- [Material provided]
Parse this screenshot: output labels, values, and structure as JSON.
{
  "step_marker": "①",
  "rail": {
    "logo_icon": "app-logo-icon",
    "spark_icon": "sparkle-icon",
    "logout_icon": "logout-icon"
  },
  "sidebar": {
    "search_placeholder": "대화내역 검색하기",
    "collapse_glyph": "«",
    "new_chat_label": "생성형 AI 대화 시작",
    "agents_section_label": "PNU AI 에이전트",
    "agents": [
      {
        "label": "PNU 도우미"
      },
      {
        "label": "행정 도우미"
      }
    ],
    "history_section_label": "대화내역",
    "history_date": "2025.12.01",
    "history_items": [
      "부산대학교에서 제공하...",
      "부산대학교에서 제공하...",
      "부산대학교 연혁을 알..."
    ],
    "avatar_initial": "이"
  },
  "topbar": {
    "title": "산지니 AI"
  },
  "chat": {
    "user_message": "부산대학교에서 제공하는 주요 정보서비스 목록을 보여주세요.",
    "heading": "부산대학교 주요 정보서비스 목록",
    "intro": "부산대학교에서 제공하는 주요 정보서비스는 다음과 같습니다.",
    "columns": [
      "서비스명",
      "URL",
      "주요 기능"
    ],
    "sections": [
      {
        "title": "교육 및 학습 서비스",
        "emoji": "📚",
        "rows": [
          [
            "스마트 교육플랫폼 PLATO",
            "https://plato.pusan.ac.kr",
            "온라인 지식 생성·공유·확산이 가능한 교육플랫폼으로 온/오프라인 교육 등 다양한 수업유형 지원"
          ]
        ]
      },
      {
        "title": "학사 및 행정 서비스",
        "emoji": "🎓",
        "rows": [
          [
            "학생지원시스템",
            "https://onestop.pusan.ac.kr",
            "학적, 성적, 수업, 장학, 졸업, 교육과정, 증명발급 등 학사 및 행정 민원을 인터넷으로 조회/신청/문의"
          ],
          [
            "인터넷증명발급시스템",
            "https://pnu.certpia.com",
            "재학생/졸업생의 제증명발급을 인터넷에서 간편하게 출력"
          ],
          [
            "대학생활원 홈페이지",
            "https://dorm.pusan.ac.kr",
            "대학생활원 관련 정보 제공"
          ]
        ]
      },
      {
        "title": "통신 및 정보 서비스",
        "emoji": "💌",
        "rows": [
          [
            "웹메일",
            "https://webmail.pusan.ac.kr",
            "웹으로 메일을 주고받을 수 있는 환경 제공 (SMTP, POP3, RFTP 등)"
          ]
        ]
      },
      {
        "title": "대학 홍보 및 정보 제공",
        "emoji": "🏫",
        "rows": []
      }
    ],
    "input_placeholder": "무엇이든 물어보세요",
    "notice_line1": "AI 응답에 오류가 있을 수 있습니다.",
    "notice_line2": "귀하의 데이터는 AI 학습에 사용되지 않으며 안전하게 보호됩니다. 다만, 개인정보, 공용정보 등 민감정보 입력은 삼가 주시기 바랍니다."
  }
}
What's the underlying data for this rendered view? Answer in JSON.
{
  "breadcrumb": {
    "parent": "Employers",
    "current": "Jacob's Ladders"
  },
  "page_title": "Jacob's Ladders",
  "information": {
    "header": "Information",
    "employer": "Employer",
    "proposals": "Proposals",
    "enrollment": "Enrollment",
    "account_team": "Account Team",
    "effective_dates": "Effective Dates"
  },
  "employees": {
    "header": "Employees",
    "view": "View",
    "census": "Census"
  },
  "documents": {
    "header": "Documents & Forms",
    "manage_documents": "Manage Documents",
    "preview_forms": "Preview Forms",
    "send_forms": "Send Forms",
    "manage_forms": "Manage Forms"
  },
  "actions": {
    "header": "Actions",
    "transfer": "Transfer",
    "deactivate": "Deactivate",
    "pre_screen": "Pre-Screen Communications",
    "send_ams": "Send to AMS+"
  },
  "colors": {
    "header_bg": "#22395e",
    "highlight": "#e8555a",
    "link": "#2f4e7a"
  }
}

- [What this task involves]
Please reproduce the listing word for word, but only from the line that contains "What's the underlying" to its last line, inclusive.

- [Response area]
What's the underlying data for this rendered view? Answer in JSON.
{
  "breadcrumb": {
    "parent": "Employers",
    "current": "Jacob's Ladders"
  },
  "page_title": "Jacob's Ladders",
  "information": {
    "header": "Information",
    "employer": "Employer",
    "proposals": "Proposals",
    "enrollment": "Enrollment",
    "account_team": "Account Team",
    "effective_dates": "Effective Dates"
  },
  "employees": {
    "header": "Employees",
    "view": "View",
    "census": "Census"
  },
  "documents": {
    "header": "Documents & Forms",
    "manage_documents": "Manage Documents",
    "preview_forms": "Preview Forms",
    "send_forms": "Send Forms",
    "manage_forms": "Manage Forms"
  },
  "actions": {
    "header": "Actions",
    "transfer": "Transfer",
    "deactivate": "Deactivate",
    "pre_screen": "Pre-Screen Communications",
    "send_ams": "Send to AMS+"
  },
  "colors": {
    "header_bg": "#22395e",
    "highlight": "#e8555a",
    "link": "#2f4e7a"
  }
}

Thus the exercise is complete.